**Work to complete:** Leave every picture out and return the rest of the listing verbatim.

- Opening Delimiter -

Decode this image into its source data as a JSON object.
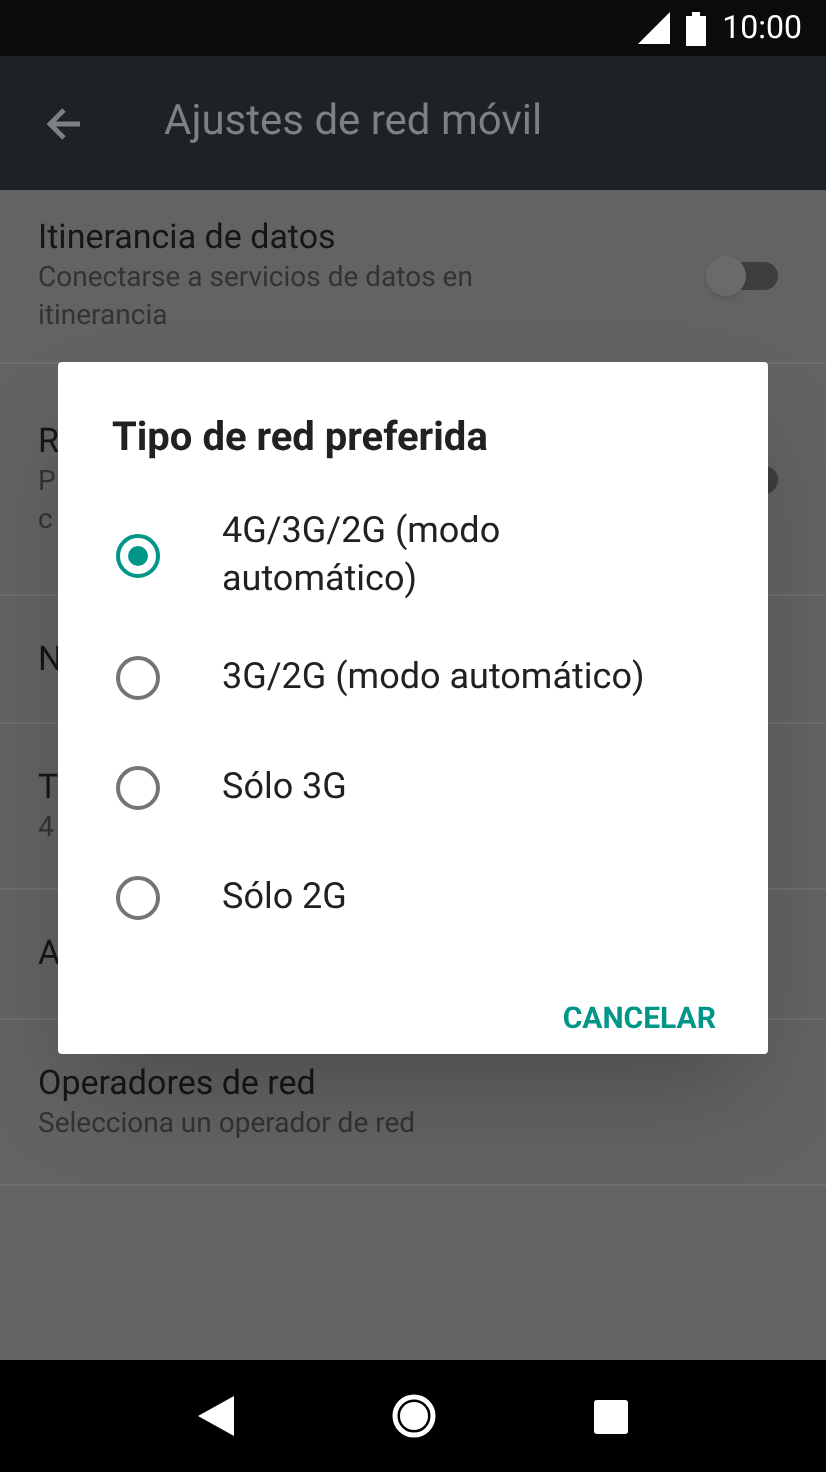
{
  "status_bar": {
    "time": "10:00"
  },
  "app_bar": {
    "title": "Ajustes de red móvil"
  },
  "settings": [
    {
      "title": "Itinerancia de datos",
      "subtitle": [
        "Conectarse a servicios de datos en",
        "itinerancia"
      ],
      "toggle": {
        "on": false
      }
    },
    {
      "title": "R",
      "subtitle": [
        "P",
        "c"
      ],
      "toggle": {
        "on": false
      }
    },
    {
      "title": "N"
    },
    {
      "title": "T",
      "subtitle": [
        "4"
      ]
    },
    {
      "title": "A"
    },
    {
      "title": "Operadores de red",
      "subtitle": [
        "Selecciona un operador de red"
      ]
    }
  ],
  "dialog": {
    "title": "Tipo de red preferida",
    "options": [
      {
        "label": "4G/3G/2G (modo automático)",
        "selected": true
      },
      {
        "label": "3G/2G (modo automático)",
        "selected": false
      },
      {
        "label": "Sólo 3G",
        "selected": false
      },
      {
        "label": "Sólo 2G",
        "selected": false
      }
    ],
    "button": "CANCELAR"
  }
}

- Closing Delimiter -

**Result of the exercise:**
Decode this image into its source data as a JSON object.
{
  "status_bar": {
    "time": "10:00"
  },
  "app_bar": {
    "title": "Ajustes de red móvil"
  },
  "settings": [
    {
      "title": "Itinerancia de datos",
      "subtitle": [
        "Conectarse a servicios de datos en",
        "itinerancia"
      ],
      "toggle": {
        "on": false
      }
    },
    {
      "title": "R",
      "subtitle": [
        "P",
        "c"
      ],
      "toggle": {
        "on": false
      }
    },
    {
      "title": "N"
    },
    {
      "title": "T",
      "subtitle": [
        "4"
      ]
    },
    {
      "title": "A"
    },
    {
      "title": "Operadores de red",
      "subtitle": [
        "Selecciona un operador de red"
      ]
    }
  ],
  "dialog": {
    "title": "Tipo de red preferida",
    "options": [
      {
        "label": "4G/3G/2G (modo automático)",
        "selected": true
      },
      {
        "label": "3G/2G (modo automático)",
        "selected": false
      },
      {
        "label": "Sólo 3G",
        "selected": false
      },
      {
        "label": "Sólo 2G",
        "selected": false
      }
    ],
    "button": "CANCELAR"
  }
}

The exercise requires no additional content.